BORROWING FROM BERLIN
The National Treasury Management Agency (NTMA) may as well “pack its bags for next year” because it hasn’t the proverbial snowball’s chance in hell of raising a red cent from international bond markets, according to lead story in The Sunday Tribune.
The gloomy prognosis from “one of the most senior market players, speaking on the basis of anonymity for fear of facing instant dismissal”, said the Government’s hope that €6 billion in cuts would help Ireland’s cause when it returned to the bond markets next year was “snookered” and it would be impossible to sell a single Irish bond next year.
German Chancellor Angela Merkel’s statement last week that she may move to protect German taxpayers from Greek, Irish and Portuguese national debts has sharply increased our chances of being forced into a “disastrous” and “hugely costly” EU/IMF bailout, the source said.
“As things stand, why would anyone lend Ireland a single euro when there is a risk that you only get 70c back in the German-inspired default,” he said.
It could be time to subsume the country into Ryanair. The budget airline is not only profitable but is borrowing money to buy new aircraft for 40% less than Ireland Inc is managing to right now from international investors, according to a report in The Sunday Tribune.

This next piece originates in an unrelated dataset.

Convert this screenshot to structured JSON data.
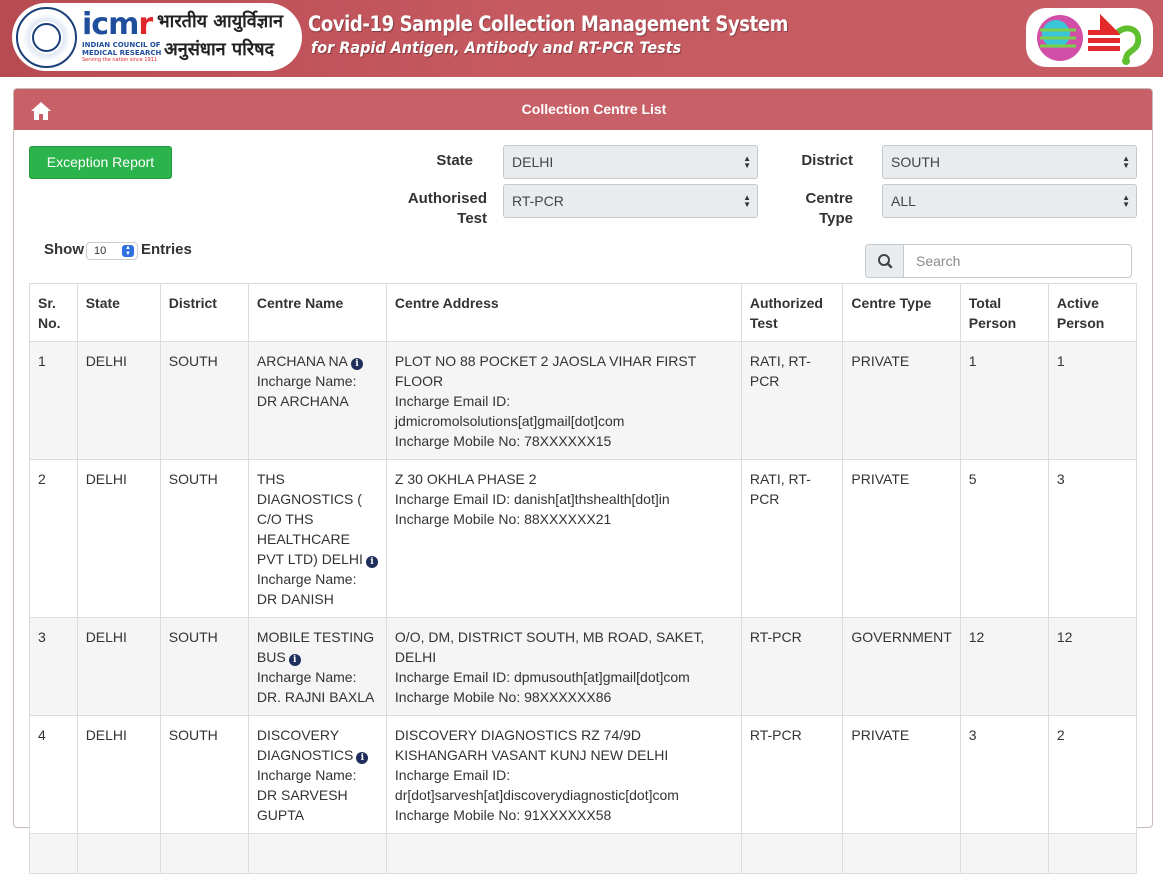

“We are borrowing seven and 12-year money at less than 3%, whereas the Irish government is borrowing at 7.5%,” chief executive Michael O’Leary told the newspaper. “But then again, we have €3 billion in cash on our balance sheet and are running a profitable company.”
O’Leary is taking advantage of the US Government’s Export/Import Bank, which is providing cheap money to support sales of aircraft manufacturer Boeing.
Perhaps Boston is a better bet than Berlin after all.